(Excerpts from an interface dataset)
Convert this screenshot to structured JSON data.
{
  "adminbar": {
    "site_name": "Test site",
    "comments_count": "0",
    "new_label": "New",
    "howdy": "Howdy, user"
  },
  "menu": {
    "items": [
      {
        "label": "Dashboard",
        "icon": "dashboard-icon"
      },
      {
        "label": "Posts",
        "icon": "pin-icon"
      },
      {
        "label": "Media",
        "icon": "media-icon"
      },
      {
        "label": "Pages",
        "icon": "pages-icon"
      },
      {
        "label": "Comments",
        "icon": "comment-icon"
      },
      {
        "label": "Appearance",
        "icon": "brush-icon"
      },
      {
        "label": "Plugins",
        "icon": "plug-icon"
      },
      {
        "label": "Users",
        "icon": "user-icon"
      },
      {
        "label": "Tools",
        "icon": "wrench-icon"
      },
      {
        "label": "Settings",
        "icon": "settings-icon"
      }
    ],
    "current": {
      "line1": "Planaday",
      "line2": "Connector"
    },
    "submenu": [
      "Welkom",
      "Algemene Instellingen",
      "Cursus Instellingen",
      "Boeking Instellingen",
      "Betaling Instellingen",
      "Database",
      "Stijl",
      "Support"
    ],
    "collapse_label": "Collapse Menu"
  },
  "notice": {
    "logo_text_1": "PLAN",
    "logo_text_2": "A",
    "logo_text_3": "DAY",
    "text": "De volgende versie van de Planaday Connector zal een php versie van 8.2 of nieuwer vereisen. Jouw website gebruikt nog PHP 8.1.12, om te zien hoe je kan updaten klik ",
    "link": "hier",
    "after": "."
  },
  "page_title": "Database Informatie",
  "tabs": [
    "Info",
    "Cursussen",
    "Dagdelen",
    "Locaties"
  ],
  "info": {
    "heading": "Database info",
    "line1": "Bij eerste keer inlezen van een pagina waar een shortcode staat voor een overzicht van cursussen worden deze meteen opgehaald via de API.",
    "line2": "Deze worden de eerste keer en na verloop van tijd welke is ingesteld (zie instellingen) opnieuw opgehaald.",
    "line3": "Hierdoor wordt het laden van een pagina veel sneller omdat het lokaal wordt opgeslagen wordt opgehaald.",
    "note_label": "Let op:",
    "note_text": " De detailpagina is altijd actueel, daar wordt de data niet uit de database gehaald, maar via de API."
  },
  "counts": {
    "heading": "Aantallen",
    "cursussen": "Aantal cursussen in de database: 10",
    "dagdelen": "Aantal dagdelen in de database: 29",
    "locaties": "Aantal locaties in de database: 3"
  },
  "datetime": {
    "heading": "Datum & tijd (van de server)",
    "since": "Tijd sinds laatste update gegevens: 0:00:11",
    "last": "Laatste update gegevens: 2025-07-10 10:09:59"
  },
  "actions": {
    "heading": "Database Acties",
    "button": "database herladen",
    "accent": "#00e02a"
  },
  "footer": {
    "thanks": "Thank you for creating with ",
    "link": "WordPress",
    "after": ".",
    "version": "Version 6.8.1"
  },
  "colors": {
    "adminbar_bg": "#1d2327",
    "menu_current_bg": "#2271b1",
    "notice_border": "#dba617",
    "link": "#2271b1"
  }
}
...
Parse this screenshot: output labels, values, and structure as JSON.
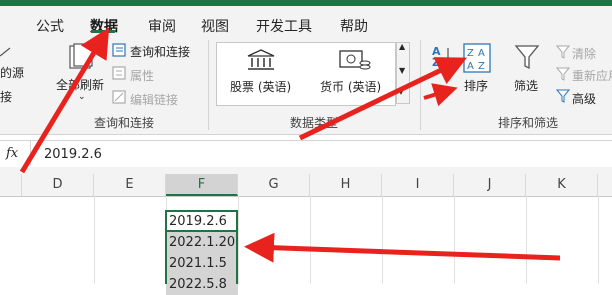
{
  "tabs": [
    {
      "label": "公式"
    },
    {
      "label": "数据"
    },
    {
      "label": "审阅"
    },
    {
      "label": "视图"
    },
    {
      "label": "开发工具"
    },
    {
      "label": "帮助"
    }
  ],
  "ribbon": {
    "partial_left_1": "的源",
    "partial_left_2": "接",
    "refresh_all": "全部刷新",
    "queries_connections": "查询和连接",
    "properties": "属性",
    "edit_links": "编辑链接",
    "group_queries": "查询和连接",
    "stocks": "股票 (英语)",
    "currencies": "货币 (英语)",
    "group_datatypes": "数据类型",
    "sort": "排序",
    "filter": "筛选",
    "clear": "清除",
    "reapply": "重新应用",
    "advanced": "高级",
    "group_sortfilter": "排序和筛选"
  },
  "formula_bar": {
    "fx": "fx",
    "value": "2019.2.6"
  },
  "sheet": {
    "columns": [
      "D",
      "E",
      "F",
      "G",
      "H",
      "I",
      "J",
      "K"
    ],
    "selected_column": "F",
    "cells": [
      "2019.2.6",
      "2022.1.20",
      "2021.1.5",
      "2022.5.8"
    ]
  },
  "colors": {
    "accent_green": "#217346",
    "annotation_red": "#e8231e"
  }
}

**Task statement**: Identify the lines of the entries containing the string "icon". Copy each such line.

**Your response**:
        "icon": "dashboard-icon"
        "icon": "pin-icon"
        "icon": "media-icon"
        "icon": "pages-icon"
        "icon": "comment-icon"
        "icon": "brush-icon"
        "icon": "plug-icon"
        "icon": "user-icon"
        "icon": "wrench-icon"
        "icon": "settings-icon"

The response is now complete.